**Work to be completed**
Lines from the records below that contain the word "beginner" are to be copied out.

▬▬▬▬▬▬▬▬▬▬

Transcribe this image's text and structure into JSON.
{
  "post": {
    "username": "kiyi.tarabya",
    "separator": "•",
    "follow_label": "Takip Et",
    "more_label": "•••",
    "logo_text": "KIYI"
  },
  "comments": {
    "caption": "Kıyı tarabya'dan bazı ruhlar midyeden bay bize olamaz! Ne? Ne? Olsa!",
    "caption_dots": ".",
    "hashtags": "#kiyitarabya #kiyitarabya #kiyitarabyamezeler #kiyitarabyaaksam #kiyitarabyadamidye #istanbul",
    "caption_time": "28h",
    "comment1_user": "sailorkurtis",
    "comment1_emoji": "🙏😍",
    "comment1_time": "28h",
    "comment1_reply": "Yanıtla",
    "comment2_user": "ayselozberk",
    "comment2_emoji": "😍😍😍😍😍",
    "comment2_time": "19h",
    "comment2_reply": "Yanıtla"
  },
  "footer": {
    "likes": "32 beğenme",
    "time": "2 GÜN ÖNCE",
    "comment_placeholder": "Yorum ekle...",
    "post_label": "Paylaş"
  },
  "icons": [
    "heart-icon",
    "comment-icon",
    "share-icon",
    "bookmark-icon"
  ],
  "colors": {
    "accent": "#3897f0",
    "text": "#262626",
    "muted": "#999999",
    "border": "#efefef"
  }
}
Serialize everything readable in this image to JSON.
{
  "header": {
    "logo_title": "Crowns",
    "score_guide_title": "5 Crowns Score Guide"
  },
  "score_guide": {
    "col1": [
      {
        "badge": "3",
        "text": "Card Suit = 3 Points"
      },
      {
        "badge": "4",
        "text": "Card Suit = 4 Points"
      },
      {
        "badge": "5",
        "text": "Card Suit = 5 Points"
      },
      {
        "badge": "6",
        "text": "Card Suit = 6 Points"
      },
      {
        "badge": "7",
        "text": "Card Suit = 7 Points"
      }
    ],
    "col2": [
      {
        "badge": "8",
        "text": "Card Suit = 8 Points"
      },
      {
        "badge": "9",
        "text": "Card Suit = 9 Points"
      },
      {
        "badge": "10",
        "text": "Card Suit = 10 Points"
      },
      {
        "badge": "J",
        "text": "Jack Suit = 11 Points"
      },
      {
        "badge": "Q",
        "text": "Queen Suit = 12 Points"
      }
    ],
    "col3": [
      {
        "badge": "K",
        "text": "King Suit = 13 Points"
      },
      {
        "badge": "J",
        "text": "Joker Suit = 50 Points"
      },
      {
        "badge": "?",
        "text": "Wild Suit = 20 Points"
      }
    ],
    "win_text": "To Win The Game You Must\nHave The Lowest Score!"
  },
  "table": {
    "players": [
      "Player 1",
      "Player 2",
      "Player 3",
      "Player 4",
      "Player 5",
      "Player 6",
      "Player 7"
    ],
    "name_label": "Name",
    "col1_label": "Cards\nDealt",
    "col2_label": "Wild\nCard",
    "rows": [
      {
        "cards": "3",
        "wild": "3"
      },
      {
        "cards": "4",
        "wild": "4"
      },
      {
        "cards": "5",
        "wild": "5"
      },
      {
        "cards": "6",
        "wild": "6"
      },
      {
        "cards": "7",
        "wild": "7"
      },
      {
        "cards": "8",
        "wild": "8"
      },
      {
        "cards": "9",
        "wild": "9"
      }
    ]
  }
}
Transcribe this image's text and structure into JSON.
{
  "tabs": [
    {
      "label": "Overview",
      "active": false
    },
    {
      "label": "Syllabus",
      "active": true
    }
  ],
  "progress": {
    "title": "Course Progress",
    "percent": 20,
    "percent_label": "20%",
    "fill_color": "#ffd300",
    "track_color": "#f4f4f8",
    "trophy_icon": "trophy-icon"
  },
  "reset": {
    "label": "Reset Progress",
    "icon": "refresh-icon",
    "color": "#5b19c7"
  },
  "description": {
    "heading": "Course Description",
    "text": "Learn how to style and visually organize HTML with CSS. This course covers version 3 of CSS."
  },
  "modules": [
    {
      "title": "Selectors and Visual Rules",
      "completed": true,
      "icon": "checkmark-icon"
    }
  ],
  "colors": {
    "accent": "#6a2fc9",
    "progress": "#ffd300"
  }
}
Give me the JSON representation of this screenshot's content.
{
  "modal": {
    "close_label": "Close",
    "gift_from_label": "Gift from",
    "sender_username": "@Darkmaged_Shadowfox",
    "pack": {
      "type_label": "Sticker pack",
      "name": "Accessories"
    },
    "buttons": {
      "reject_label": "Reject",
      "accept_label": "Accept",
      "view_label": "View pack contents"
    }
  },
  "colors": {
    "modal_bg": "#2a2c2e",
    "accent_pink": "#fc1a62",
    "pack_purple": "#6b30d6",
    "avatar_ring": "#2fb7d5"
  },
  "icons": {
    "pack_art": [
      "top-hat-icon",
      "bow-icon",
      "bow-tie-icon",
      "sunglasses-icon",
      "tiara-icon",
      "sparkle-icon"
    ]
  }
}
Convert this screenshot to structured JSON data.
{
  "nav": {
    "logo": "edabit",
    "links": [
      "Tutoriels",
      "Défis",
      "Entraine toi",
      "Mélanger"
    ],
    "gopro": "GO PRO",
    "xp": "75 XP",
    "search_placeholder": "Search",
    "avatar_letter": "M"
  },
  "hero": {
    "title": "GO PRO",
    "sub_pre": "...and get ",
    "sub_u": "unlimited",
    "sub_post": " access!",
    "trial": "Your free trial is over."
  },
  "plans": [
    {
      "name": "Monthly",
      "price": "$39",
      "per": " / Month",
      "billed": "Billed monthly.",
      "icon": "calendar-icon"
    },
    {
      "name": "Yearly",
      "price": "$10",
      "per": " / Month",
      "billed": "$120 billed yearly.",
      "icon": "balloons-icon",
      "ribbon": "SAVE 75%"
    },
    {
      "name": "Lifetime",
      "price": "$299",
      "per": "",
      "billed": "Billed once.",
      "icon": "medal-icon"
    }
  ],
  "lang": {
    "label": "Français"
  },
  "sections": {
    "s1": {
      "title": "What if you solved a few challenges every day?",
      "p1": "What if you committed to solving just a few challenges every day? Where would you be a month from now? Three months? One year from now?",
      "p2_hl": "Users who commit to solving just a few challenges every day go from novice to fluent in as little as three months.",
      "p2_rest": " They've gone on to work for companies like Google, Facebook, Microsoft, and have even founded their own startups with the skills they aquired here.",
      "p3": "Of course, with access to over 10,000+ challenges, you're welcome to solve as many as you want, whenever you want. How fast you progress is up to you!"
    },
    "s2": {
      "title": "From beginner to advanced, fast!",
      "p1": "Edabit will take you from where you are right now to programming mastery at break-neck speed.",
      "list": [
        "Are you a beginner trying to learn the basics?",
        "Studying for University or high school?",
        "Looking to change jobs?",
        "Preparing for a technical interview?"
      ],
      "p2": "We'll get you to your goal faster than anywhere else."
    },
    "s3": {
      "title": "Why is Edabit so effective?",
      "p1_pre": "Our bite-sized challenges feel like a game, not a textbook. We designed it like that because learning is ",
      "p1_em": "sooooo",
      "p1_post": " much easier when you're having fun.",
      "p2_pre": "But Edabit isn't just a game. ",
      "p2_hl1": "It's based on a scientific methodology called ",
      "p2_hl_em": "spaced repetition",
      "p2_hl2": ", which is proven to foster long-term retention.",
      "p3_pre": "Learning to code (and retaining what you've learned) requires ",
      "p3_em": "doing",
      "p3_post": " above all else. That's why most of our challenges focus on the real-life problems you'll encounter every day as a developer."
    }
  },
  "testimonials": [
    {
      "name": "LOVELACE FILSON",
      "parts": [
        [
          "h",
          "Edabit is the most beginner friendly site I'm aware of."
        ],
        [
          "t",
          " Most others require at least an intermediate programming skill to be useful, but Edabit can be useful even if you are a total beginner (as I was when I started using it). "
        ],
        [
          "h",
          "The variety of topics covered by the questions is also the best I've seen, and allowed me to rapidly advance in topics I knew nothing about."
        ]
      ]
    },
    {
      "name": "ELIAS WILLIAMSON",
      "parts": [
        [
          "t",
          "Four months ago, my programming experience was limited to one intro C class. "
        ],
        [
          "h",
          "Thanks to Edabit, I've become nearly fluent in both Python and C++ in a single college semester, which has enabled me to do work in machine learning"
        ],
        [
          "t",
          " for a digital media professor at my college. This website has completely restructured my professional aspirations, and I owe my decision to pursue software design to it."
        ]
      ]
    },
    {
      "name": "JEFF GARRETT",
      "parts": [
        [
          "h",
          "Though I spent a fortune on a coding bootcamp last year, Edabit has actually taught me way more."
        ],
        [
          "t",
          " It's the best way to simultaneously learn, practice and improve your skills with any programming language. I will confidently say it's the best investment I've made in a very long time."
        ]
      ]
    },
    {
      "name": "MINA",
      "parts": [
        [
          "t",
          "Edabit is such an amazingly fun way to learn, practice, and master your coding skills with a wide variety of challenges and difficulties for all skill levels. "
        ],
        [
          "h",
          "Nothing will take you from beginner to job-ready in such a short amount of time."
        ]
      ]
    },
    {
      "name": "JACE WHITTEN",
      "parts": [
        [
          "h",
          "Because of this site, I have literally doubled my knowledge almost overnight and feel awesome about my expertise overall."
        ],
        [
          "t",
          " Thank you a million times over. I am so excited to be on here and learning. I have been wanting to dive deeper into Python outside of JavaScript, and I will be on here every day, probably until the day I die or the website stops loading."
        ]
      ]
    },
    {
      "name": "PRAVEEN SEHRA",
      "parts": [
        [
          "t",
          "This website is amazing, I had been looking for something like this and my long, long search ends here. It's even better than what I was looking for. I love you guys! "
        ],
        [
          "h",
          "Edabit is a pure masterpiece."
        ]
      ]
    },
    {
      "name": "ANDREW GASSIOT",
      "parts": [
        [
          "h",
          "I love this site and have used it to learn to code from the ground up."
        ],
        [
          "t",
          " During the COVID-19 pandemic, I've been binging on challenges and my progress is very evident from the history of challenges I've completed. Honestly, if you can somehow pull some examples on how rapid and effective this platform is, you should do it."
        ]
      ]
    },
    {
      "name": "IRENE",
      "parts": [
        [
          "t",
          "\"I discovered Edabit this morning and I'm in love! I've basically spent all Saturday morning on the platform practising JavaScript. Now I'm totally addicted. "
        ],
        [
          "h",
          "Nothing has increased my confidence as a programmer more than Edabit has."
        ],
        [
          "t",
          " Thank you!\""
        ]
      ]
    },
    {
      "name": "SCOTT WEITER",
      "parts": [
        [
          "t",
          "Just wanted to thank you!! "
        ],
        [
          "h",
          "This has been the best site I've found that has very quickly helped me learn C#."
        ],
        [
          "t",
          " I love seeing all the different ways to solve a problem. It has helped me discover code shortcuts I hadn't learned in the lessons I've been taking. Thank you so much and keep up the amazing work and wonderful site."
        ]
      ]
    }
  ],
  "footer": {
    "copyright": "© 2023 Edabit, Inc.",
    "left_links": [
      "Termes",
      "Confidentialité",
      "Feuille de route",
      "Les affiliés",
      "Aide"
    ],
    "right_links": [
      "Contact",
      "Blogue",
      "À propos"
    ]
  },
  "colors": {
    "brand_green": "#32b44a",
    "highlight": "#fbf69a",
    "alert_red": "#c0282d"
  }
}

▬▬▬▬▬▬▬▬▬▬

**Result of this task**
      "title": "From beginner to advanced, fast!",
        "Are you a beginner trying to learn the basics?",
          "Edabit is the most beginner friendly site I'm aware of."
          " Most others require at least an intermediate programming skill to be useful, but Edabit can be useful even if you are a total beginner (as I was when I started using it). "
          "Nothing will take you from beginner to job-ready in such a short amount of time."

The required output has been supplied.